When girls in Japan acquired the right to higher education in the wake of the Meiji reformation in the 19th century, these girls began to talk in a way that was considered vulgar by the public. It was called teyo dawa kotoba (teyo dawa speech) – and over time it became what we call female speech today. During the Meiji and Taisho periods proper ladies did not talk that way, and it was considered to be vulgar slang. Today that is the way proper ladies are expected to talk. Teyo dawa kotoba was not considered to be female speech until the 1930s. Kogals (a subculture of girls in their late teens) have been around since early 1990s, and they have their own vocabulary also considered to be vulgar slang – are there any signs that the same thing is happening today? Are present day Japanese people aware of which words they use (if any) that originated as kogal slang? If not, can this be considered the beginning of a similar assimilation of slang of teenage girls? A comparison between the Meiji schoolgirls and the present day kogals is possible and certain similarities can be found at just a quick glance. (Less)

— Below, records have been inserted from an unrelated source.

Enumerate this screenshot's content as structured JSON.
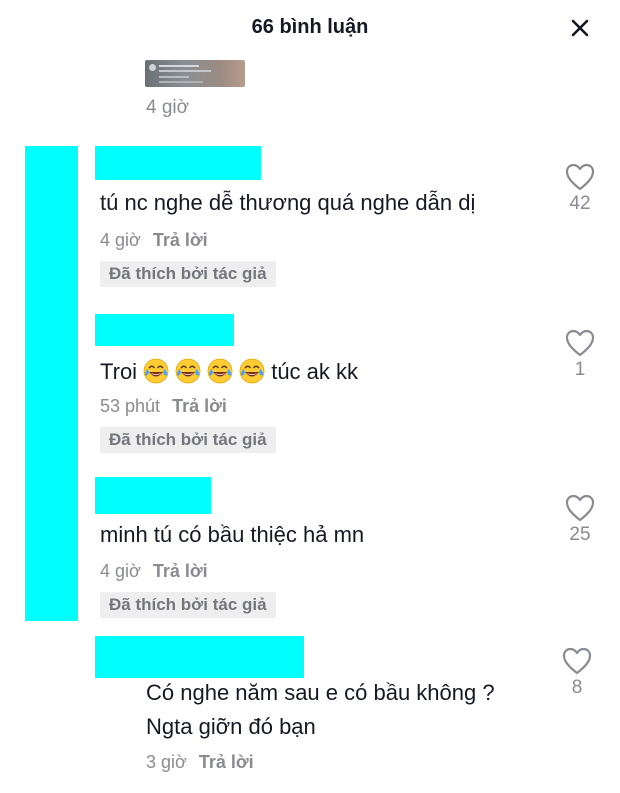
{
  "header": {
    "title": "66 bình luận",
    "close_icon": "close-icon"
  },
  "top_comment": {
    "time": "4 giờ"
  },
  "comments": [
    {
      "text": "tú nc nghe dễ thương quá nghe dẫn dị",
      "time": "4 giờ",
      "reply": "Trả lời",
      "badge": "Đã thích bởi tác giả",
      "likes": "42"
    },
    {
      "text_prefix": "Troi",
      "emoji": "face-with-tears-of-joy",
      "emoji_count": 4,
      "text_suffix": "túc ak kk",
      "time": "53 phút",
      "reply": "Trả lời",
      "badge": "Đã thích bởi tác giả",
      "likes": "1"
    },
    {
      "text": "minh tú có bầu thiệc hả mn",
      "time": "4 giờ",
      "reply": "Trả lời",
      "badge": "Đã thích bởi tác giả",
      "likes": "25"
    },
    {
      "text_line1": "Có nghe năm sau e có bầu không ?",
      "text_line2": "Ngta giỡn đó bạn",
      "time": "3 giờ",
      "reply": "Trả lời",
      "likes": "8"
    }
  ],
  "colors": {
    "redaction": "#00ffff",
    "text": "#161823",
    "muted": "#8a8b91",
    "badge_bg": "#eeeeef"
  }
}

Please use this url to cite or link to this publication:
author
Nilsson, Elin LU
supervisor
organization
course
JAPK11 20131
year
type
M2 - Bachelor Degree
subject
keywords
Japanese, slang, Meiji schoolgirl, jogakusei, teyo dawa, gyaru, kogal, kogyaru, japanska, Japan
language
English
id
3912017
date added to LUP
2013-08-14 09:20:56
date last changed
2013-08-14 09:20:56
@misc{3912017,
  abstract     = {When girls in Japan acquired the right to higher education in the wake of the Meiji reformation in the 19th century, these girls began to talk in a way that was considered vulgar by the public. It was called teyo dawa kotoba (teyo dawa speech) – and over time it became what we call female speech today. During the Meiji and Taisho periods proper ladies did not talk that way, and it was considered to be vulgar slang. Today that is the way proper ladies are expected to talk. Teyo dawa kotoba was not considered to be female speech until the 1930s. Kogals (a subculture of girls in their late teens) have been around since early 1990s, and they have their own vocabulary also considered to be vulgar slang – are there any signs that the same thing is happening today? Are present day Japanese people aware of which words they use (if any) that originated as kogal slang? If not, can this be considered the beginning of a similar assimilation of slang of teenage girls? A comparison between the Meiji schoolgirls and the present day kogals is possible and certain similarities can be found at just a quick glance.},
  author       = {Nilsson, Elin},
  keyword      = {Japanese,slang,Meiji schoolgirl,jogakusei,teyo dawa,gyaru,kogal,kogyaru,japanska,Japan},
  language     = {eng},
  note         = {Student Paper},
  title        = {Girls changing the language : a comparison between the Meiji schoolgirls and the present day kogals},
  year         = {2013},
}